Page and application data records
■ ■ ■ ■ ■

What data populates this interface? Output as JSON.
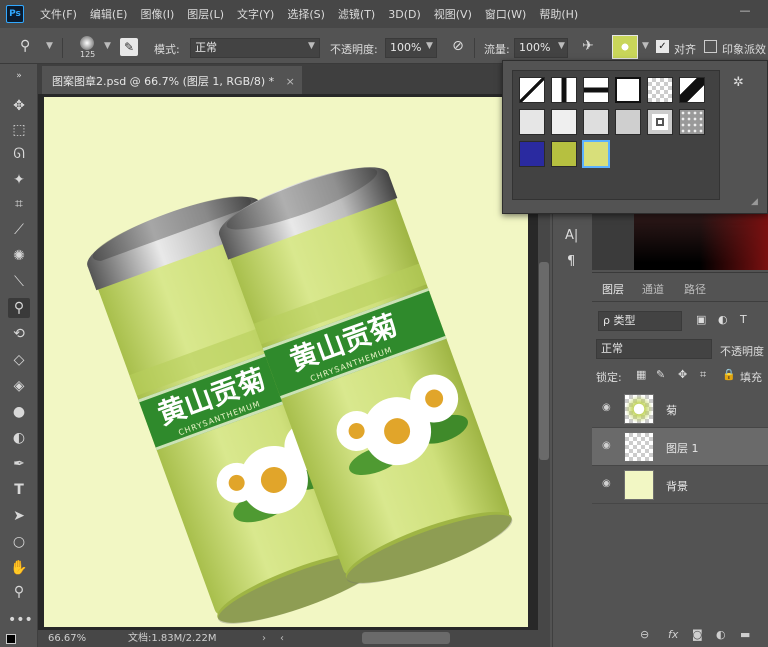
{
  "app": {
    "logo": "Ps"
  },
  "menu": [
    "文件(F)",
    "编辑(E)",
    "图像(I)",
    "图层(L)",
    "文字(Y)",
    "选择(S)",
    "滤镜(T)",
    "3D(D)",
    "视图(V)",
    "窗口(W)",
    "帮助(H)"
  ],
  "window_control": "—",
  "options": {
    "brush_size": "125",
    "mode_label": "模式:",
    "mode_value": "正常",
    "opacity_label": "不透明度:",
    "opacity_value": "100%",
    "flow_label": "流量:",
    "flow_value": "100%",
    "aligned_label": "对齐",
    "impressionist_label": "印象派效"
  },
  "document": {
    "tab_title": "图案图章2.psd @ 66.7% (图层 1, RGB/8) *",
    "close": "×",
    "zoom": "66.67%",
    "doc_size": "文档:1.83M/2.22M"
  },
  "product": {
    "title": "黄山贡菊",
    "subtitle": "CHRYSANTHEMUM"
  },
  "mid_panel": {
    "type_icon": "A|",
    "para_icon": "¶"
  },
  "layers_panel": {
    "tabs": [
      "图层",
      "通道",
      "路径"
    ],
    "filter_label": "ρ 类型",
    "blend_mode": "正常",
    "opacity_label": "不透明度",
    "lock_label": "锁定:",
    "fill_label": "填充",
    "layers": [
      {
        "name": "菊",
        "selected": false
      },
      {
        "name": "图层 1",
        "selected": true
      },
      {
        "name": "背景",
        "selected": false
      }
    ]
  },
  "colors": {
    "canvas_bg": "#f2f7c4",
    "can_green": "#cfe082",
    "band_green": "#2f8a2c",
    "ui_bg": "#535353"
  }
}
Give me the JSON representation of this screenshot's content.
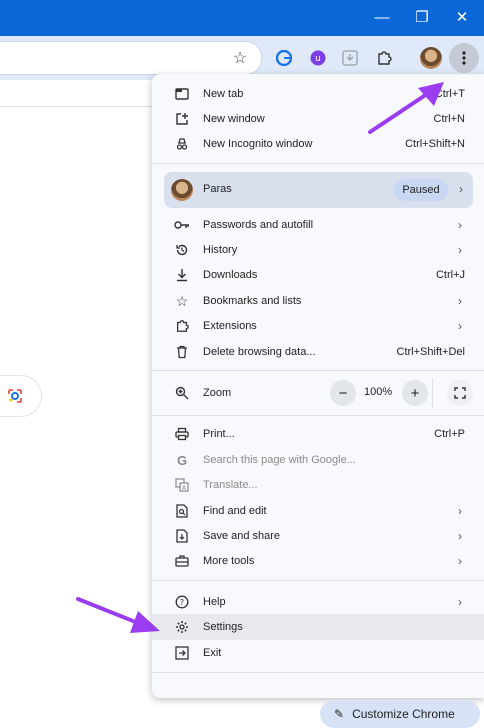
{
  "window": {
    "minimize_icon": "minimize-icon",
    "restore_icon": "restore-icon",
    "close_icon": "close-icon"
  },
  "toolbar": {
    "bookmark_star": "star-icon",
    "extensions": [
      "g-extension-icon",
      "purple-extension-icon",
      "download-extension-icon",
      "puzzle-icon"
    ],
    "profile_avatar": "avatar",
    "menu_button": "three-dots-icon"
  },
  "menu": {
    "section1": [
      {
        "label": "New tab",
        "shortcut": "Ctrl+T",
        "icon": "new-tab-icon"
      },
      {
        "label": "New window",
        "shortcut": "Ctrl+N",
        "icon": "new-window-icon"
      },
      {
        "label": "New Incognito window",
        "shortcut": "Ctrl+Shift+N",
        "icon": "incognito-icon"
      }
    ],
    "profile": {
      "name": "Paras",
      "status": "Paused"
    },
    "section2": [
      {
        "label": "Passwords and autofill",
        "icon": "key-icon"
      },
      {
        "label": "History",
        "icon": "history-icon"
      },
      {
        "label": "Downloads",
        "shortcut": "Ctrl+J",
        "icon": "download-icon"
      },
      {
        "label": "Bookmarks and lists",
        "icon": "star-icon"
      },
      {
        "label": "Extensions",
        "icon": "puzzle-icon"
      },
      {
        "label": "Delete browsing data...",
        "shortcut": "Ctrl+Shift+Del",
        "icon": "trash-icon"
      }
    ],
    "zoom": {
      "label": "Zoom",
      "value": "100%",
      "minus": "−",
      "plus": "+"
    },
    "section3": [
      {
        "label": "Print...",
        "shortcut": "Ctrl+P",
        "icon": "print-icon"
      },
      {
        "label": "Search this page with Google...",
        "icon": "google-icon"
      },
      {
        "label": "Translate...",
        "icon": "translate-icon"
      },
      {
        "label": "Find and edit",
        "icon": "find-icon"
      },
      {
        "label": "Save and share",
        "icon": "save-share-icon"
      },
      {
        "label": "More tools",
        "icon": "toolbox-icon"
      }
    ],
    "section4": [
      {
        "label": "Help",
        "icon": "help-icon"
      },
      {
        "label": "Settings",
        "icon": "gear-icon"
      },
      {
        "label": "Exit",
        "icon": "exit-icon"
      }
    ]
  },
  "customize_button": "Customize Chrome"
}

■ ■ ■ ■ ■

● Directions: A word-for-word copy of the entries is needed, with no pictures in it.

● Output:
What data populates this interface? Output as JSON.
{
  "app": {
    "logo": "Ps"
  },
  "menu": [
    "文件(F)",
    "编辑(E)",
    "图像(I)",
    "图层(L)",
    "文字(Y)",
    "选择(S)",
    "滤镜(T)",
    "3D(D)",
    "视图(V)",
    "窗口(W)",
    "帮助(H)"
  ],
  "window_control": "—",
  "options": {
    "brush_size": "125",
    "mode_label": "模式:",
    "mode_value": "正常",
    "opacity_label": "不透明度:",
    "opacity_value": "100%",
    "flow_label": "流量:",
    "flow_value": "100%",
    "aligned_label": "对齐",
    "impressionist_label": "印象派效"
  },
  "document": {
    "tab_title": "图案图章2.psd @ 66.7% (图层 1, RGB/8) *",
    "close": "×",
    "zoom": "66.67%",
    "doc_size": "文档:1.83M/2.22M"
  },
  "product": {
    "title": "黄山贡菊",
    "subtitle": "CHRYSANTHEMUM"
  },
  "mid_panel": {
    "type_icon": "A|",
    "para_icon": "¶"
  },
  "layers_panel": {
    "tabs": [
      "图层",
      "通道",
      "路径"
    ],
    "filter_label": "ρ 类型",
    "blend_mode": "正常",
    "opacity_label": "不透明度",
    "lock_label": "锁定:",
    "fill_label": "填充",
    "layers": [
      {
        "name": "菊",
        "selected": false
      },
      {
        "name": "图层 1",
        "selected": true
      },
      {
        "name": "背景",
        "selected": false
      }
    ]
  },
  "colors": {
    "canvas_bg": "#f2f7c4",
    "can_green": "#cfe082",
    "band_green": "#2f8a2c",
    "ui_bg": "#535353"
  }
}
Give me the JSON representation of this screenshot's content.
{
  "window": {
    "minimize_icon": "minimize-icon",
    "restore_icon": "restore-icon",
    "close_icon": "close-icon"
  },
  "toolbar": {
    "bookmark_star": "star-icon",
    "extensions": [
      "g-extension-icon",
      "purple-extension-icon",
      "download-extension-icon",
      "puzzle-icon"
    ],
    "profile_avatar": "avatar",
    "menu_button": "three-dots-icon"
  },
  "menu": {
    "section1": [
      {
        "label": "New tab",
        "shortcut": "Ctrl+T",
        "icon": "new-tab-icon"
      },
      {
        "label": "New window",
        "shortcut": "Ctrl+N",
        "icon": "new-window-icon"
      },
      {
        "label": "New Incognito window",
        "shortcut": "Ctrl+Shift+N",
        "icon": "incognito-icon"
      }
    ],
    "profile": {
      "name": "Paras",
      "status": "Paused"
    },
    "section2": [
      {
        "label": "Passwords and autofill",
        "icon": "key-icon"
      },
      {
        "label": "History",
        "icon": "history-icon"
      },
      {
        "label": "Downloads",
        "shortcut": "Ctrl+J",
        "icon": "download-icon"
      },
      {
        "label": "Bookmarks and lists",
        "icon": "star-icon"
      },
      {
        "label": "Extensions",
        "icon": "puzzle-icon"
      },
      {
        "label": "Delete browsing data...",
        "shortcut": "Ctrl+Shift+Del",
        "icon": "trash-icon"
      }
    ],
    "zoom": {
      "label": "Zoom",
      "value": "100%",
      "minus": "−",
      "plus": "+"
    },
    "section3": [
      {
        "label": "Print...",
        "shortcut": "Ctrl+P",
        "icon": "print-icon"
      },
      {
        "label": "Search this page with Google...",
        "icon": "google-icon"
      },
      {
        "label": "Translate...",
        "icon": "translate-icon"
      },
      {
        "label": "Find and edit",
        "icon": "find-icon"
      },
      {
        "label": "Save and share",
        "icon": "save-share-icon"
      },
      {
        "label": "More tools",
        "icon": "toolbox-icon"
      }
    ],
    "section4": [
      {
        "label": "Help",
        "icon": "help-icon"
      },
      {
        "label": "Settings",
        "icon": "gear-icon"
      },
      {
        "label": "Exit",
        "icon": "exit-icon"
      }
    ]
  },
  "customize_button": "Customize Chrome"
}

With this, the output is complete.